Netiquette
When you express your personal opinion in an online forum, you must be as courteous as if you were speaking with someone face-to-face. Insults and personal attacks will not be tolerated. To disagree with an opinion, an idea or an event is one thing, but to show disrespect for other people is quite another. Great minds don’t always think alike—and that’s precisely what makes online dialogue so interesting and valuable.

Netiquette is the set of rules of conduct governing how you should behave when communicating via the Internet. Before you post a message to a blog or forum, it’s important to read and understand these rules. Otherwise, you may be banned from posting.

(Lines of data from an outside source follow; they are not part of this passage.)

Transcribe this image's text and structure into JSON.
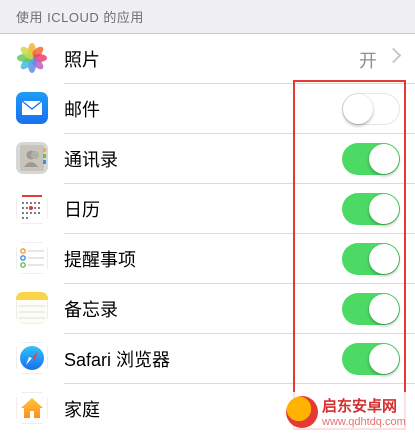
{
  "section": {
    "header": "使用 ICLOUD 的应用"
  },
  "rows": [
    {
      "label": "照片",
      "icon": "photos-icon",
      "type": "value",
      "value": "开"
    },
    {
      "label": "邮件",
      "icon": "mail-icon",
      "type": "toggle",
      "on": false
    },
    {
      "label": "通讯录",
      "icon": "contacts-icon",
      "type": "toggle",
      "on": true
    },
    {
      "label": "日历",
      "icon": "calendar-icon",
      "type": "toggle",
      "on": true
    },
    {
      "label": "提醒事项",
      "icon": "reminders-icon",
      "type": "toggle",
      "on": true
    },
    {
      "label": "备忘录",
      "icon": "notes-icon",
      "type": "toggle",
      "on": true
    },
    {
      "label": "Safari 浏览器",
      "icon": "safari-icon",
      "type": "toggle",
      "on": true
    },
    {
      "label": "家庭",
      "icon": "home-icon",
      "type": "none"
    }
  ],
  "colors": {
    "toggle_on": "#4cd964",
    "highlight": "#e53935"
  },
  "watermark": {
    "title": "启东安卓网",
    "url": "www.qdhtdq.com"
  }
}
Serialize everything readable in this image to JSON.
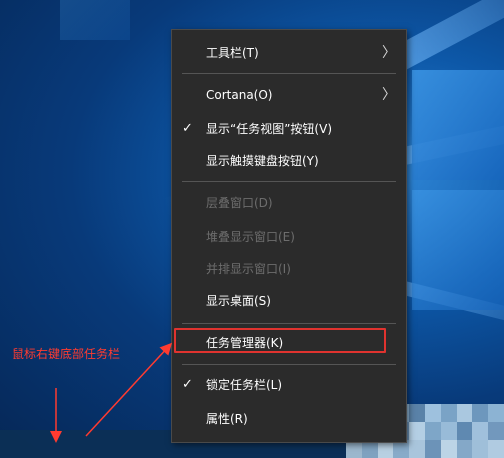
{
  "context_menu": {
    "items": [
      {
        "label": "工具栏(T)",
        "submenu": true,
        "checked": false,
        "enabled": true
      },
      {
        "label": "Cortana(O)",
        "submenu": true,
        "checked": false,
        "enabled": true
      },
      {
        "label": "显示“任务视图”按钮(V)",
        "submenu": false,
        "checked": true,
        "enabled": true
      },
      {
        "label": "显示触摸键盘按钮(Y)",
        "submenu": false,
        "checked": false,
        "enabled": true
      },
      {
        "label": "层叠窗口(D)",
        "submenu": false,
        "checked": false,
        "enabled": false
      },
      {
        "label": "堆叠显示窗口(E)",
        "submenu": false,
        "checked": false,
        "enabled": false
      },
      {
        "label": "并排显示窗口(I)",
        "submenu": false,
        "checked": false,
        "enabled": false
      },
      {
        "label": "显示桌面(S)",
        "submenu": false,
        "checked": false,
        "enabled": true
      },
      {
        "label": "任务管理器(K)",
        "submenu": false,
        "checked": false,
        "enabled": true
      },
      {
        "label": "锁定任务栏(L)",
        "submenu": false,
        "checked": true,
        "enabled": true
      },
      {
        "label": "属性(R)",
        "submenu": false,
        "checked": false,
        "enabled": true
      }
    ],
    "submenu_glyph": "〉",
    "check_glyph": "✓"
  },
  "annotation": {
    "text": "鼠标右键底部任务栏",
    "color": "#ff3b30"
  },
  "highlighted_item": "任务管理器(K)",
  "colors": {
    "menu_background": "#2b2b2b",
    "highlight_border": "#e0332f"
  }
}
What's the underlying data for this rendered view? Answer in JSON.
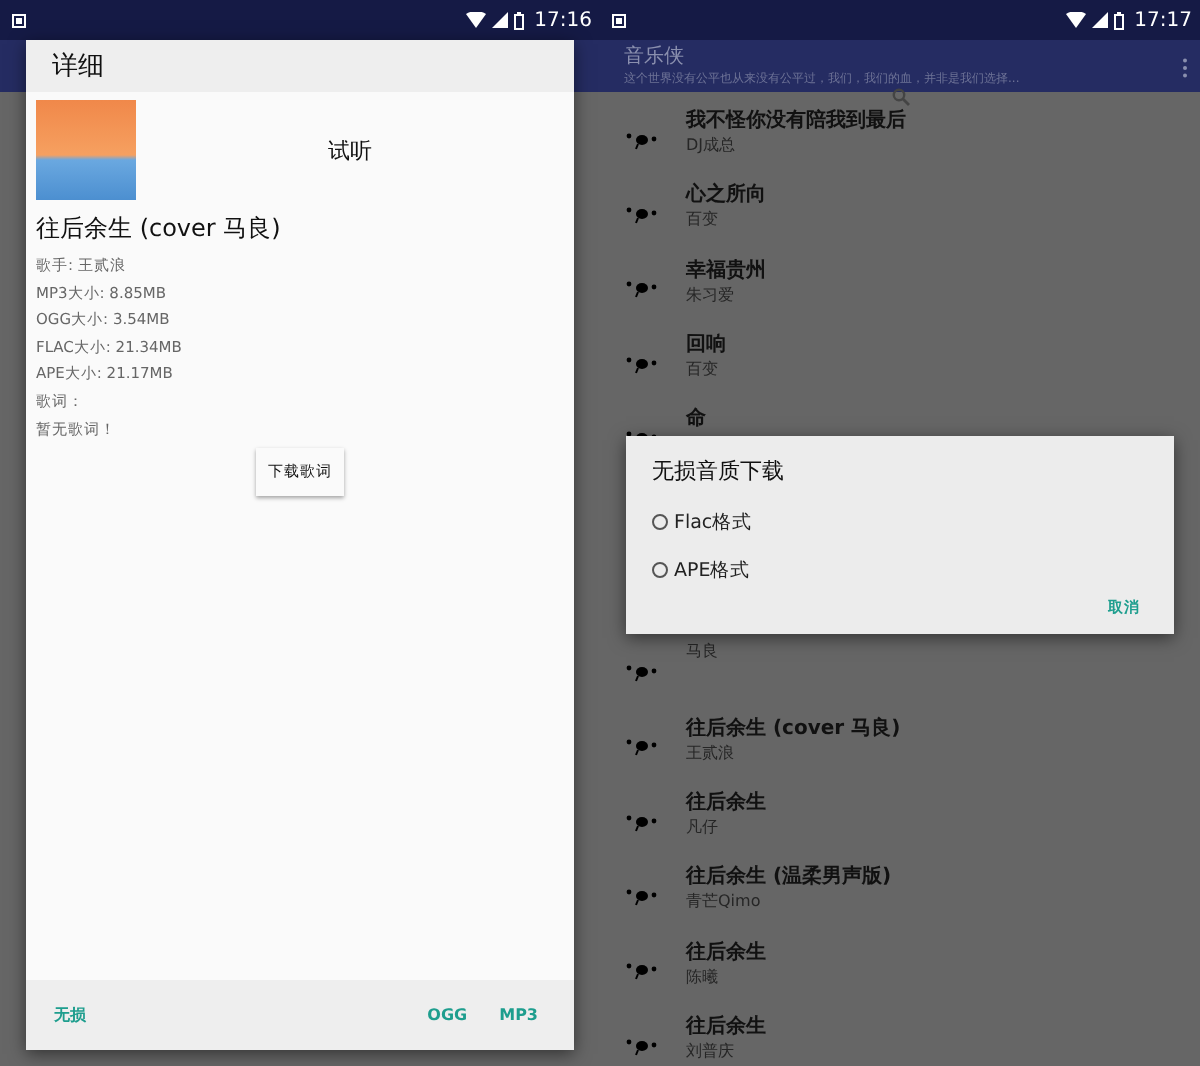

  1. RCInet.ca’s online forums are not anonymous. Users must register, and give their full name and place of residence, which are displayed alongside each of their comments. RCInet.ca reserves the right not to publish comments if there is any doubt as to the identity of their author.
  2. Assuming the identity of another person with intent to mislead or cause harm is a serious infraction that may result in the offender being banned.
  3. RCInet.ca’s online forums are open to everyone, without regard to age, ethnic origin, religion, gender or sexual orientation.
  4. Comments that are defamatory, hateful, racist, xenophobic, sexist, or that disparage an ethnic origin, religious affiliation or age group will not be published.
  5. In online speak, writing in ALL CAPS is considered yelling, and may be interpreted as aggressive behaviour, which is unpleasant for the people reading. Any message containing one or more words in all caps (except for initialisms and acronyms) will be rejected, as will any message containing one or more words in bold, italic or underlined characters.
  6. Use of vulgar, obscene or objectionable language is prohibited. Forums are public places and your comments could offend some users. People who use inappropriate language will be banned.
  7. Mutual respect is essential among users. Insulting, threatening or harassing another user is prohibited. You can express your disagreement with an idea without attacking anyone.
  8. Exchanging arguments and opposing views is a key component of healthy debate, but it should not turn into a dialogue or private discussion between two users who address each other without regard for the other participants. Messages of this type will not be posted.
  9. Radio Canada International publishes contents in five languages. The language used in the forums has to be the same as the contents we publish or in one of the two official languages, English or French. The usage of other languages, with the exception of some words, is forbidden. Messages that are off-topic will not be published.
  10. Making repetitive posts disrupts the flow of discussions and will not be tolerated.
  11. Adding images or any other type of file to comments is forbidden. Including hyperlinks to other websites is allowed, as long as they comply with netiquette. Radio Canada International  is in no way responsible for the content of such sites, however.
  12. Copying and pasting text written by someone else, even if you credit the author, is unacceptable if that text makes up the majority of your comment.
  13. Posting any type of advertising or call to action, in any form, to Radio Canada International  forums is prohibited.
  14. All comments and other types of content are moderated before publication. Radio Canada International  reserves the right to refuse any comment for publication.
  15. Radio Canada International  reserves the right to close a forum at any time, without notice.
  16. Radio Canada International  reserves the right to amend this code of conduct (netiquette) at any time, without notice.
  17. By participating in its online forums, you allow Radio Canada International to publish your comments on the web for an indefinite time. This also implies that these messages will be indexed by Internet search engines.
  18. Radio Canada International has no obligation to remove your messages from the web if one day you request it. We invite you to carefully consider your comments and the consequences of their posting.

Your email address will not be published. Required fields are marked *

*